    digitalWrite(13,c);  // write MSB  
    
  }  
}

Now open the Serial Monitor with the COM port corresponding to the Xbee Explorer Board and key in Numerical Values as you would normally. You should see the same values being displayed on the LEDS on the microcontroller Board. If you have a 12V DC Power Adaptor, you can power your Induino Board using the adaptor and keep it away from your computer. Now you have a remote board that can be controlled from your computer using a serial interface!


There is a lot more you can do with your Xbees. Xbee's by themselves would require a dedicated tutorial. Perhaps we will do one later :)

BTBee Pro - Overview

The BTBee Pro is a Xbee Format Bluetooth Breakout Module based on the popular HC-05 Bluetooth Module. This module provides us with Serial Bluetooth Interface - Meaning which, we can transmit serial data over bluetooth.

Given that we are using Bluetooth and most Phones have Bluetooth, the number of project possibilities increases! Bluetooth control seems to be the In-Thing! hook up your Induino R3 with your Android phone over Bluetooth and zap you go... With a little bit of Android Expertise, you can double the potential of your Arduino Projects.

BTBee General Harware Overview
The BTBee Pro module has 2 Buttons, 3 LEDS(PWR, CON & STATUS) and 1 Slider switch. Ensure that the Slider switch is on the side marked 'upload'. When the Module is Powered on the PWR LED will glow.  When the device is powered and not paired, the Status LED will keep Blinking. When the Device is paired the CON LED will be ON and the Status LED will stop Blinking.

We can plug in the BTBee Pro module onto the Simple Labs Wireless Xbee/BTbee shield as we did with the Xbee and use the same program as above.

Controlling Using an Android Phone

  • Download the following App for your android phone BlueTerm
  • Switch On Your Bluetooth and Scan for Devices
  • The BTBee Pro will show up either as 'BTBee Pro' or as 'HC-05'
  • Use the Pairing Code '1234' to pair with the device (Pairing is not complete at this stage, Pairing will actually happen only when you establish communication with the device!)
  • Open Blueterm and use the Options Key on your Phone and Select the 'Connect' option
  • You will see a list of devices available, Choose the BTBee Pro / HC-05 device
  • The Device will now be paired, you can check the CON Led on the module to verify this
  • Now using the Bluterm's Terminal, send commands as you would from a Serial Monitor

You can use other apps as well... here are a few that we have developed (No source Code is not available for these Apps!)

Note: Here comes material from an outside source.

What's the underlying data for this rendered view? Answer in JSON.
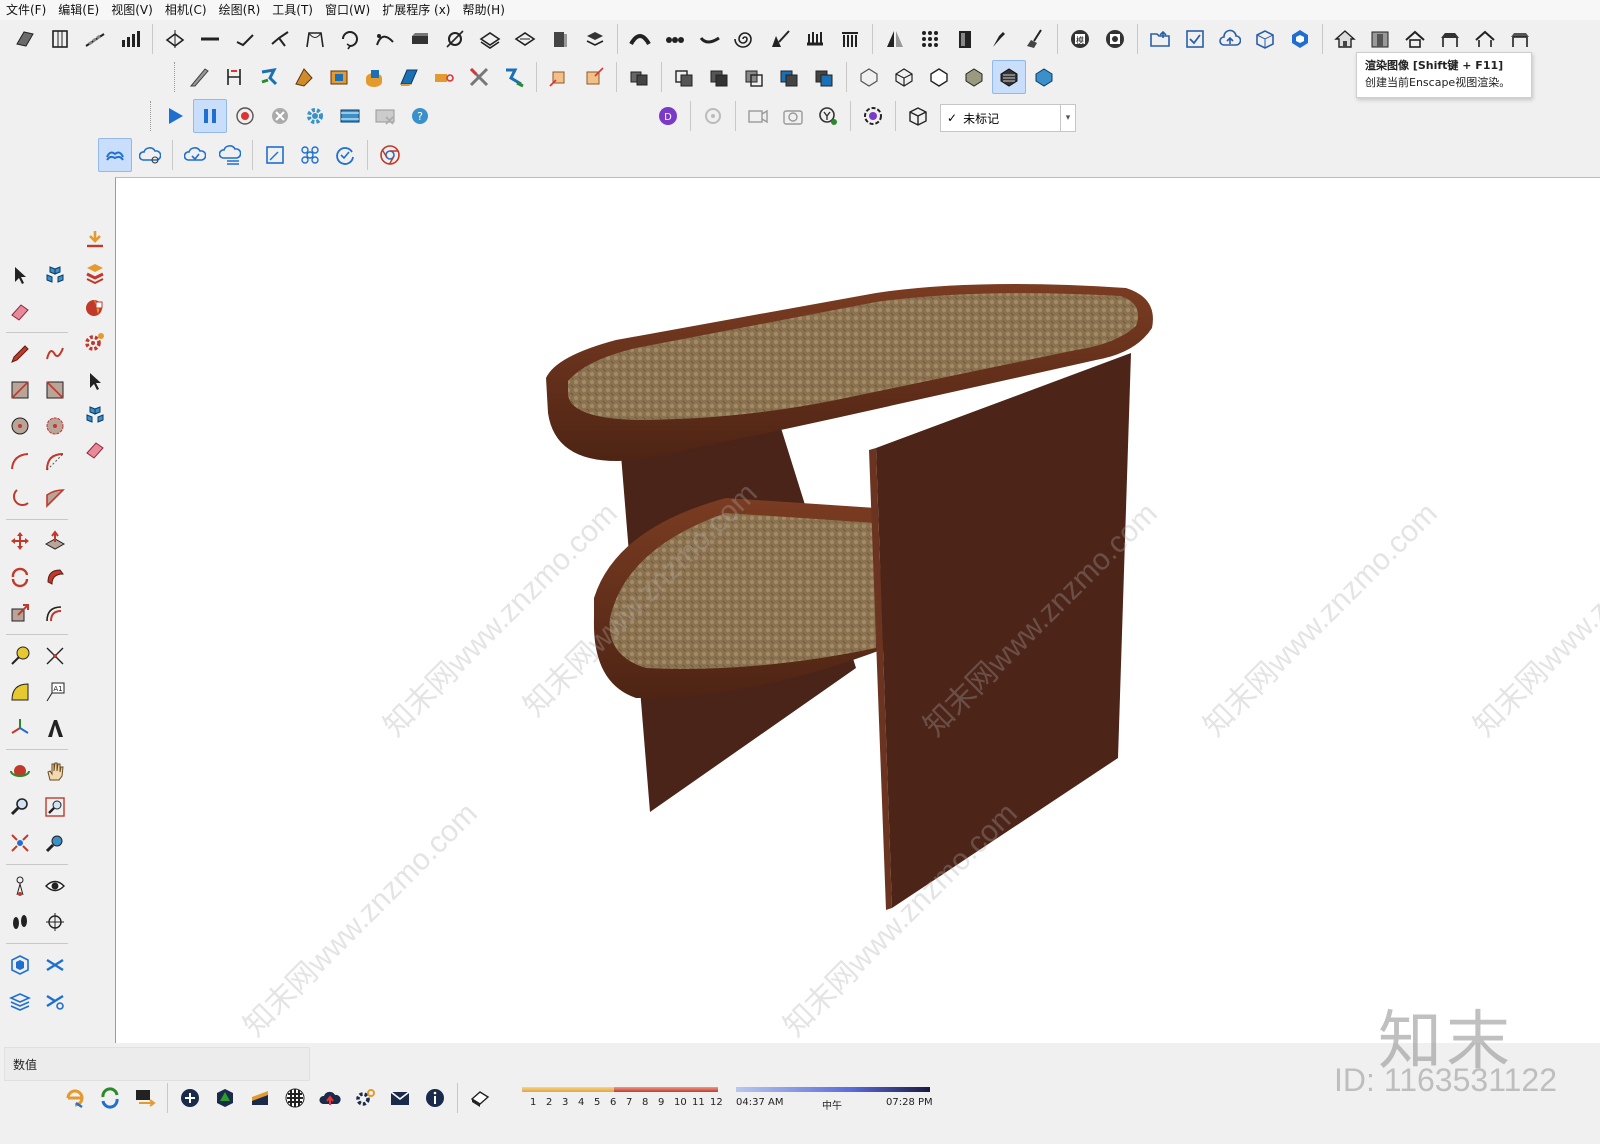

Thats It For This Part! Enjoy... and feel free to drop us an email with questions you might have -> info@simplelabs.co.in

 Visit www.simplelabs.co.in for more interesting products